The mice stayed in cages with siblings of the same sex (to prevent reproduction) for 26 weeks while they were fed these diets. Then the mice were placed in the mouse barns to live, compete with each other and breed for 32 more weeks. They all received the same added-sugar diet while in the mouse barns, so the study only tested for differences caused by the mice eating different diets for the previous 26 weeks.
The founder mice had implanted microchips, like those put in pets. Microchip readers were placed near the feeding stations to record which mice fed where and for how long. A male was considered dominant if he made more than 75 percent of the visits by males to a given feeding station. In reality, the dominant males made almost 100 percent of male visits to the feeder in the desirable territory they dominated.
With the 156 founder mice (58 male, 98 female), the researchers ran the experiment six times, with an average of 26 mice per experiment: eight to 10 males (competing for six territories, four desirable and two suboptimal) and 14 to 18 females.
After 32 weeks in mouse barns, 35 percent of the females fed extra sugar died, twice the 17 percent death rate for female control mice. There was no difference in the 55 percent death among males who did and did not get added sugar. Ruff says males have much higher death rates than females in natural settings because they compete for territory, “but there’s no relation to sugar.”
Males on the added-sugar diet acquired and held 26 percent fewer territories than males on the control diet: control males occupied 47 percent of the territories while sugar-added mice controlled less than 36 percent. Male mice shared the remaining 17 percent of territories.
Males on the added-sugar diet produced 25 percent fewer offspring than control males, as determined by genetic analysis of the offspring. The sugar-added females had higher reproduction rates than controls initially – likely because the sugar gave them extra energy to handle the burden of pregnancy – but then had lower reproductive rates as the study progressed, partly because they had higher death rates linked to sugar.
The researchers studied another group of mice for metabolic changes. The only differences were minor: cholesterol was elevated in sugar-fed mice, and the ability to clear glucose from the blood was impaired in female sugar-fed mice.
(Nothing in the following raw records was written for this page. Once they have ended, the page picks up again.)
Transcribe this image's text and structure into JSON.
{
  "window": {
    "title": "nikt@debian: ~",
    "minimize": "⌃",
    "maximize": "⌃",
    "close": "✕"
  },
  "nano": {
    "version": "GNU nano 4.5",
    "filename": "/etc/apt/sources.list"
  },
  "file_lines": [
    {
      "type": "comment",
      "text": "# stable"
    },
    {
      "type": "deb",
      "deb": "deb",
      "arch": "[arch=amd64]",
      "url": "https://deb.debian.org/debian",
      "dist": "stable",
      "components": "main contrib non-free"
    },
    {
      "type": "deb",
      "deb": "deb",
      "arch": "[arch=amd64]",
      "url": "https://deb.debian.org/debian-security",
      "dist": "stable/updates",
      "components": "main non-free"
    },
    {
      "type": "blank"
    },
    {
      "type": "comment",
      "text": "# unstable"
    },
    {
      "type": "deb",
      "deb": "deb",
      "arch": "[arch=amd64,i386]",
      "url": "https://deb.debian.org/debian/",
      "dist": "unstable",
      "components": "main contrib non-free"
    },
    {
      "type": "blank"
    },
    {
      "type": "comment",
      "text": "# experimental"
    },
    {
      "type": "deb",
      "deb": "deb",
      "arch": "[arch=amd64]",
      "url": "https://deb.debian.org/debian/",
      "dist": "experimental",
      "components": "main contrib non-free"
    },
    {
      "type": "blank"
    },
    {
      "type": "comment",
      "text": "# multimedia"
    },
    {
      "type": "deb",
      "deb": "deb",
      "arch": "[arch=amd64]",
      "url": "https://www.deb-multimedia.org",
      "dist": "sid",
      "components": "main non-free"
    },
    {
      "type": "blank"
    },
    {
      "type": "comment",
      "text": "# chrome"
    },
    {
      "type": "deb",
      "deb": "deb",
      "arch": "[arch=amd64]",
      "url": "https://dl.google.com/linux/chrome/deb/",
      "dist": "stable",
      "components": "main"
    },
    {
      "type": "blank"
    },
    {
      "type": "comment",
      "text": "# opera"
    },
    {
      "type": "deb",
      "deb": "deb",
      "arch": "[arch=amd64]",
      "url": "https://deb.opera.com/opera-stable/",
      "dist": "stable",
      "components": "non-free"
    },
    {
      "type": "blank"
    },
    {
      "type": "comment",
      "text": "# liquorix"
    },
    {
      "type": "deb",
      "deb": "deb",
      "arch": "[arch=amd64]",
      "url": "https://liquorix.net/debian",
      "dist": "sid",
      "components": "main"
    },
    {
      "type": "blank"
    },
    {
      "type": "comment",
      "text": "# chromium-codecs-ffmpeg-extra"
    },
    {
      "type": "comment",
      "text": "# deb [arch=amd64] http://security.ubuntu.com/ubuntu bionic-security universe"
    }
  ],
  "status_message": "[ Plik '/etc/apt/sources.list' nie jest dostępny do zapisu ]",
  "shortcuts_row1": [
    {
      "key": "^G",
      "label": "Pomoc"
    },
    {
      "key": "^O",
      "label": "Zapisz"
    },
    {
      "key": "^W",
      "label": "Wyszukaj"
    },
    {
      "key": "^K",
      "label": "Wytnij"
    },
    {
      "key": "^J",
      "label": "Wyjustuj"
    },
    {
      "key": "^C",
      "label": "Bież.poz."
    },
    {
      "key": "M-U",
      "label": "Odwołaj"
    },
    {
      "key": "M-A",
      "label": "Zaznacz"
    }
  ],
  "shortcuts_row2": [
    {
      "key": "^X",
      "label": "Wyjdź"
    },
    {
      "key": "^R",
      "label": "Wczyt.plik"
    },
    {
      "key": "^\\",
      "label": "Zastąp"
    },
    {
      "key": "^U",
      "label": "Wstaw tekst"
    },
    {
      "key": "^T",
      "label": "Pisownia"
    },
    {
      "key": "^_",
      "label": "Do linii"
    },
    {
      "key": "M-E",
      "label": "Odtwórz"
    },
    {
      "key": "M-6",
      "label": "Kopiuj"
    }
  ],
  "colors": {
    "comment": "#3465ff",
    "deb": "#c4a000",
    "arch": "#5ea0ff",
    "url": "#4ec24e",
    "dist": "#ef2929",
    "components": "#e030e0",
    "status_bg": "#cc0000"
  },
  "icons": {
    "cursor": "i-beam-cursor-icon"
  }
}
The study found no difference between mice on a regular diet and mice with the 25 percent sugar-added diet when it came to obesity, fasting insulin levels, fasting glucose or fasting triglycerides.
“Our test shows an adverse outcome from the added-sugar diet that couldn’t be detected by conventional tests,” Potts says.
Human-made toxic substances in the environment potentially affect all of us, and more are continually discovered, Potts says.
“You have to ask why we didn’t discover them 20 years ago,” he adds. “The answer is that until now, we haven’t had a functional, broad and sensitive test to screen the potential toxic substances that are being released into the environment or in our drugs or our food supply.”
Source: University of Utah